On day two of the Media Inquiry, unconstrained online speech figured as a danger to democracy, rather than a new avenue for discussing media ethics and journalistic transparency.
Justice Finkelstein opened Pandora’s vessel when he asked Press Council Chair Professor Julian Disney to comment on Robert Manne’s claim that a flood of “self-evidently defamatory” comment was appearing on certain news blogs.
“The greatest threat to freedom of speech in Australia is abuse of freedom of speech,” he told the inquiry.
At this stage anyone who has been on the end of an Andrew Bolt or Tim Blair online lynch mob might have agreed. But Disney then lost some sympathy when he condemned the internet “cacophony” for damaging democracy and free speech.
He was using this term as short hand for the amped up tone online discussions can take when users compete for attention – a case he has made to Radio National.
But for some the description was evidence that the Press Council takes an elitist view of what qualifies as legitimate speech.
While Justice Finkelstein ponders whether self-regulation is the best option for a digitising print media, there are three obvious things that online publishers could do right now to improve media accountability – beyond a greater institutional investment in self-monitoring.
Making the mechanics of journalism more transparent to reader/users can expose the ethical complexities of everyday media work and sometimes head off complaints. “Transparency” involves disclosing vested interests, discussing editorial choices with users and responding quickly to their queries and comments.
Back in 2006 the renowned US journalism body, the Poynter Institute ranked transparency up there with accuracy and credibility as essential values for online reporting.
For bloggers and native online publications like Salon.com, transparency has been a by-word for their moral superiority over mainstream journalism. A few have refined the art of disclosure to a fault and use it to critique media institutions like Time and Associated Press.
Ninemsn’s submission to the Media Inquiry pays lip service to the term, but equates it with good attribution, timely correction and identification of ad-supported content. Interestingly its news stories don’t enable user comments.
But the experience of interacting with her readers and laying bare her journalistic rationales transformed her ethical standards:
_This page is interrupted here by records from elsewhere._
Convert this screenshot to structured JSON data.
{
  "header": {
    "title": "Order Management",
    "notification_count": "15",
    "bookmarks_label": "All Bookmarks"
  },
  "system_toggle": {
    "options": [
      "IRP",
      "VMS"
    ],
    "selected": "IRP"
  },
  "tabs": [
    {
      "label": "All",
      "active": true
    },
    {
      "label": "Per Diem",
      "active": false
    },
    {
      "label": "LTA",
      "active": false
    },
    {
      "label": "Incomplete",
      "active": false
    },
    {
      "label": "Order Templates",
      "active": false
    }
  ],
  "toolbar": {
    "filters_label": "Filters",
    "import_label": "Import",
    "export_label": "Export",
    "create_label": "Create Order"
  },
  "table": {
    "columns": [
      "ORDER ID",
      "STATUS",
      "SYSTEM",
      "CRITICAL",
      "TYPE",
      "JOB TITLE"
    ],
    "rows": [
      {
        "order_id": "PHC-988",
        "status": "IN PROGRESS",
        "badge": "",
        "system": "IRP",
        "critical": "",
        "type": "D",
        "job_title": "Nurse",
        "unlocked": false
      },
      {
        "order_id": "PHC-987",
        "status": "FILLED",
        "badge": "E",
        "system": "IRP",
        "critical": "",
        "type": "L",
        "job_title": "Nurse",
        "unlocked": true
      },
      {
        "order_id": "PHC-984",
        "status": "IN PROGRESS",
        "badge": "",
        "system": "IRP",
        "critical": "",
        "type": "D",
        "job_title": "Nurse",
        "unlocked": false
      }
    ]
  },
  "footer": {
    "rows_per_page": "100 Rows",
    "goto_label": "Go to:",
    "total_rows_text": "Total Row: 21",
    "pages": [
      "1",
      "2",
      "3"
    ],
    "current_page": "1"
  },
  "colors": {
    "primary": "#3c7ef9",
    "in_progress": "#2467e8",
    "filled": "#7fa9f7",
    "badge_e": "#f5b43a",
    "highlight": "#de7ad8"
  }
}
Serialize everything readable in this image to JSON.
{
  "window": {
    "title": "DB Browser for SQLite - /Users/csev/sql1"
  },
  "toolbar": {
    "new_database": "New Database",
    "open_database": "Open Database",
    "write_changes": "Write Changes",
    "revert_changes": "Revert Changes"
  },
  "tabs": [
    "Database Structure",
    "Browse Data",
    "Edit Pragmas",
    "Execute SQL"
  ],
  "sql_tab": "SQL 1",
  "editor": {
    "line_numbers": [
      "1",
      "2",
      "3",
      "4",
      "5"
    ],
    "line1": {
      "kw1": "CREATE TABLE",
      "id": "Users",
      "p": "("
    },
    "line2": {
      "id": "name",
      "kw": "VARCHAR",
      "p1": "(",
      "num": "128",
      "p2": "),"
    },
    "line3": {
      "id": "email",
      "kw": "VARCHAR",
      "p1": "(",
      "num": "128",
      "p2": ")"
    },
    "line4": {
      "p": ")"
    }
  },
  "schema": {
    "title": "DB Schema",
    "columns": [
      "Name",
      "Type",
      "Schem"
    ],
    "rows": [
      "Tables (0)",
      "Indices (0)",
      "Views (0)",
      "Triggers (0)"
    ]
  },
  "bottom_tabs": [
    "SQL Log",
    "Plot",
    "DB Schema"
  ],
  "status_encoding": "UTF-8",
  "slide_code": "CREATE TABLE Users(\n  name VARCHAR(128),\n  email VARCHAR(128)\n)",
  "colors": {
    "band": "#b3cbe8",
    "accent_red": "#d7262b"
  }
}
“When you let readers join the show and help direct it,“ she said. "Accountability is no longer a sham, but a reality. Online ethical codes drafted for hard copy journalism must adapt and stretch to fit a medium less planned, more open, faster, and much more in-the-moment.”
More responsive interaction
Webdiary is not short of robust, sometimes incendiary commentary. One legally-inclined user has described commenting there as a “blood sport”.
But the community does have clear rules of engagement – from a detailed moderation policy down to ways of referencing other users’ posts.
These guidelines for effective, civil debate are missing from many print industry-born online forums, or obscured in Terms of Service that no-one reads.
More broadly the codes of conduct and standards that govern the print industry haven’t been updated to respond to the era of interactivity and user generated content.
As the inquiry has heard, News Limited and Fairfax have also appointed reader editors/ombudsmen to respond to complaints, all in anticipation of a post-Inquiry regulatory clampdown.
But it’s how journalists and editors handle everyday user interaction that will be the test for online accountability.
That’s why my joint Inquiry submission with Dr Tim Dwyer recommends that publishers draft new guidelines and codes that consider their responsibilities to their users, and which make the obligations of both very clear. This is critical with commenting and moderation policies.
Pre-moderation, where every user comment is checked before it’s made public, is becoming a print industry standard in order to control abuse, spam and legal breaches. This is despite wide recognition that delays in vetting posts can short-circuit any kind of effective online debate.
Professor Disney supports pre-moderation as a response to “the cacophony”. But while it might help to weed out vicious, direct insults it does nothing to foster a culture of respectful debate.
Another approach, but one which requires money and time to implement, is reactive moderation. This has moved beyond its hand-off origins, where users simply report bad behaviour to hovering moderators, and now includes sophisticated methods of rewarding users for excellent contributions.
In the ABC’s Self-Service Science forum helpful, expert users or ‘avatars’ earn the right to duck pre-moderation and get automatically published. In turn they and other community members are enlisted to flag any speech code breaches, so a moderator can intervene.
In other commenting systems, like Gawker magazine, users can rate one another’s comments. Their votes are fed into reputation management software, which ranks posts on these quality judgements. Gawker has released figures suggesting this policy initially led to a drop in posts, but was followed by a rapid, and steeper, increase.
True, that type of reactive accountability is well beyond the financial reach of small, independent publishers. But improving journalistic transparency and rewriting codes and guidelines is not.
As Paul Chadwick, ABC director of editorial policy, told Justice Finkelstein a new model for accountability requires new thinking, not that based in a previous era.
And on that note, a request to the ABC and Inquiry administrators: next time we have public hearings on a publicly funded matter would be useful to have them streamed, à la Murdoch at Westminster.